▸ **EXERCISE DESCRIPTION**
Using the word "heading" as the filter, copy each matching line from the records.

▸ **RAW DATA**
----------------
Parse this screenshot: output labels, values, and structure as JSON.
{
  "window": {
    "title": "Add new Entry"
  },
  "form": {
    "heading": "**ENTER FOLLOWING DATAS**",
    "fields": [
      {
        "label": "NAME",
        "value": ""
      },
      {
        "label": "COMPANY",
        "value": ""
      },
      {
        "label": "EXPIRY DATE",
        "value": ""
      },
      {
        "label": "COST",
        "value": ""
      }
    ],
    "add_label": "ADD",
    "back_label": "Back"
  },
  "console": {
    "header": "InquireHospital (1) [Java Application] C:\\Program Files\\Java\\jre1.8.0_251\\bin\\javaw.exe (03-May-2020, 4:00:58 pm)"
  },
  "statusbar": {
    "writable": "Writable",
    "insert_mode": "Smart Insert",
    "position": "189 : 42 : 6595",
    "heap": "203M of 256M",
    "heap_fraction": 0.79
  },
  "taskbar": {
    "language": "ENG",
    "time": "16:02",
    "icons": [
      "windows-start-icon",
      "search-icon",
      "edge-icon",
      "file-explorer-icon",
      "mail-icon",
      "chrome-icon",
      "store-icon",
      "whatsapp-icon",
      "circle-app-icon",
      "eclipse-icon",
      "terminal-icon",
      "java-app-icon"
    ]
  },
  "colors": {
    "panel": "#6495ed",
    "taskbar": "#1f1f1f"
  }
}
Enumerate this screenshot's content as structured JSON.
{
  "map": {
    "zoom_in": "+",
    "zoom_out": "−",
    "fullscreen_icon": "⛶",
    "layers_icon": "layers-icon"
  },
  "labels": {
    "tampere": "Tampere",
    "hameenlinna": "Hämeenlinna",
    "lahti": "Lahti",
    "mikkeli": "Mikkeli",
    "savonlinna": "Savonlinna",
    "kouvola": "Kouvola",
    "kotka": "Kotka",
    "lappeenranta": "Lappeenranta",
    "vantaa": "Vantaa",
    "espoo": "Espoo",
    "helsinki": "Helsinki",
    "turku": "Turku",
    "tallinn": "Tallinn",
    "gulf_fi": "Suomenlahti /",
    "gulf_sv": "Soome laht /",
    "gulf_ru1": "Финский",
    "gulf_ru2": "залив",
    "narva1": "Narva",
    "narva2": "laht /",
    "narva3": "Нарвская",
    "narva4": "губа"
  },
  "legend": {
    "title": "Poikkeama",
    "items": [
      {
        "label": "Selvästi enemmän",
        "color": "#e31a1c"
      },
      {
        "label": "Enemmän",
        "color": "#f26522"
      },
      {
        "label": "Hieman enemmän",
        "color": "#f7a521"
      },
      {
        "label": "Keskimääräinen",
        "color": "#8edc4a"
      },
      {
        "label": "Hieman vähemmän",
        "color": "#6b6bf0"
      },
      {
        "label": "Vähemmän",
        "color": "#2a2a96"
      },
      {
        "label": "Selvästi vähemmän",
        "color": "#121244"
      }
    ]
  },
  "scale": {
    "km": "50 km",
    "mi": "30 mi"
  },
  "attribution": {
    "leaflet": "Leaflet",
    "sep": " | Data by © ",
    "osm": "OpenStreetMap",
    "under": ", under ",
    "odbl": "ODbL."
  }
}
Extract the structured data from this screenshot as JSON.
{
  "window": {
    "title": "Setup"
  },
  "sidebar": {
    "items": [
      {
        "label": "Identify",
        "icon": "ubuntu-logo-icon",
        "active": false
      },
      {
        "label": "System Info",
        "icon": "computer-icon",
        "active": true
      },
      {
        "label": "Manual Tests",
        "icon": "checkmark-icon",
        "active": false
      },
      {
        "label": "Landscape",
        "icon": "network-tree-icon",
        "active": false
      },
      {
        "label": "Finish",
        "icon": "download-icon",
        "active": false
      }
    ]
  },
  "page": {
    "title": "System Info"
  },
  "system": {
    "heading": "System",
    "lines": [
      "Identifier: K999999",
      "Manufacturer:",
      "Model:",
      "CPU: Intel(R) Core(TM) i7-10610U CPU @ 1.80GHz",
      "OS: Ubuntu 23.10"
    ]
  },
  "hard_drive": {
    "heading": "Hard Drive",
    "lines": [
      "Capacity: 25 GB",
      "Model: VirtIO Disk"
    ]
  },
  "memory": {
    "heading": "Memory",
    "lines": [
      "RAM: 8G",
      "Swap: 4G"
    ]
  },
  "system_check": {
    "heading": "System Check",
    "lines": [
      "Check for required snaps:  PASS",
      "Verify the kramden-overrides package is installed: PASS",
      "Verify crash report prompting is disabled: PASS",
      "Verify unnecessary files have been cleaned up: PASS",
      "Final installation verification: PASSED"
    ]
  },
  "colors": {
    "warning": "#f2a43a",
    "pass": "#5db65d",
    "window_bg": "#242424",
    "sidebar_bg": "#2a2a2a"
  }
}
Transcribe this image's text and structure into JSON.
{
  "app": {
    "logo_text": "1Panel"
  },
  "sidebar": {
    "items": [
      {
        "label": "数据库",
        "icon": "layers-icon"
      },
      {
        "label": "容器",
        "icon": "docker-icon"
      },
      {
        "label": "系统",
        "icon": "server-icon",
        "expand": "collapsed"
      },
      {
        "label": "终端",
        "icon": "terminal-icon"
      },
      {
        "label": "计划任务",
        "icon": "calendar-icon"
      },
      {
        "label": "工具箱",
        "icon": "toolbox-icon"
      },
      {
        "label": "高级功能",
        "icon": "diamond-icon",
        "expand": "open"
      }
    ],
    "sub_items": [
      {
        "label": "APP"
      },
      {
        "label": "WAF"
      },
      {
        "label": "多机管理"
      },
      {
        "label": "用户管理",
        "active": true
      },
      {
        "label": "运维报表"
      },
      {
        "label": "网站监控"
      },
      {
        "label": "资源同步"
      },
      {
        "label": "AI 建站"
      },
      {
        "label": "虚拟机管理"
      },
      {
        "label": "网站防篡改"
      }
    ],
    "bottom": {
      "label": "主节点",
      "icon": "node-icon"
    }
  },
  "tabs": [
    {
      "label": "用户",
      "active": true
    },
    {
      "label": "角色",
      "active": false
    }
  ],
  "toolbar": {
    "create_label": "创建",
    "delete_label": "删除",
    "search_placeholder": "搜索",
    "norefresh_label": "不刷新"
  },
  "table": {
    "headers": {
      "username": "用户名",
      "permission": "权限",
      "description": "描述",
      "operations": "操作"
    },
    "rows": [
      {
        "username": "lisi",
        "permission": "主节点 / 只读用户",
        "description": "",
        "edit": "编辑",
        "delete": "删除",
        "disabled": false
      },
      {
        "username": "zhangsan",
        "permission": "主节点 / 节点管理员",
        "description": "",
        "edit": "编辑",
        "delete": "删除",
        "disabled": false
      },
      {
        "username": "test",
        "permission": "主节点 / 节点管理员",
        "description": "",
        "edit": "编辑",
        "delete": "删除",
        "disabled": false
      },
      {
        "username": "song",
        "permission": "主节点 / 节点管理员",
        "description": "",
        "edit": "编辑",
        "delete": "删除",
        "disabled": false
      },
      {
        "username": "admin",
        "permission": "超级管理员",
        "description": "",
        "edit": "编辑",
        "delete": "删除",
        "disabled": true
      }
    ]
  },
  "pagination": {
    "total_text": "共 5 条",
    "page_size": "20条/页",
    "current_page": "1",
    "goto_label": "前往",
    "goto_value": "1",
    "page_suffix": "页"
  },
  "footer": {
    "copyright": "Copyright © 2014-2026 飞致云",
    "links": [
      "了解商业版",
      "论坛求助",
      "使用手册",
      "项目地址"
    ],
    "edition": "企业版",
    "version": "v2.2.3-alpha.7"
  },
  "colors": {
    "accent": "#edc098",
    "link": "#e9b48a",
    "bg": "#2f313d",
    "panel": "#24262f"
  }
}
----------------
▸ **TASK SOLUTION**
    "heading": "**ENTER FOLLOWING DATAS**",
    "heading": "System",
    "heading": "Hard Drive",
    "heading": "Memory",
    "heading": "System Check",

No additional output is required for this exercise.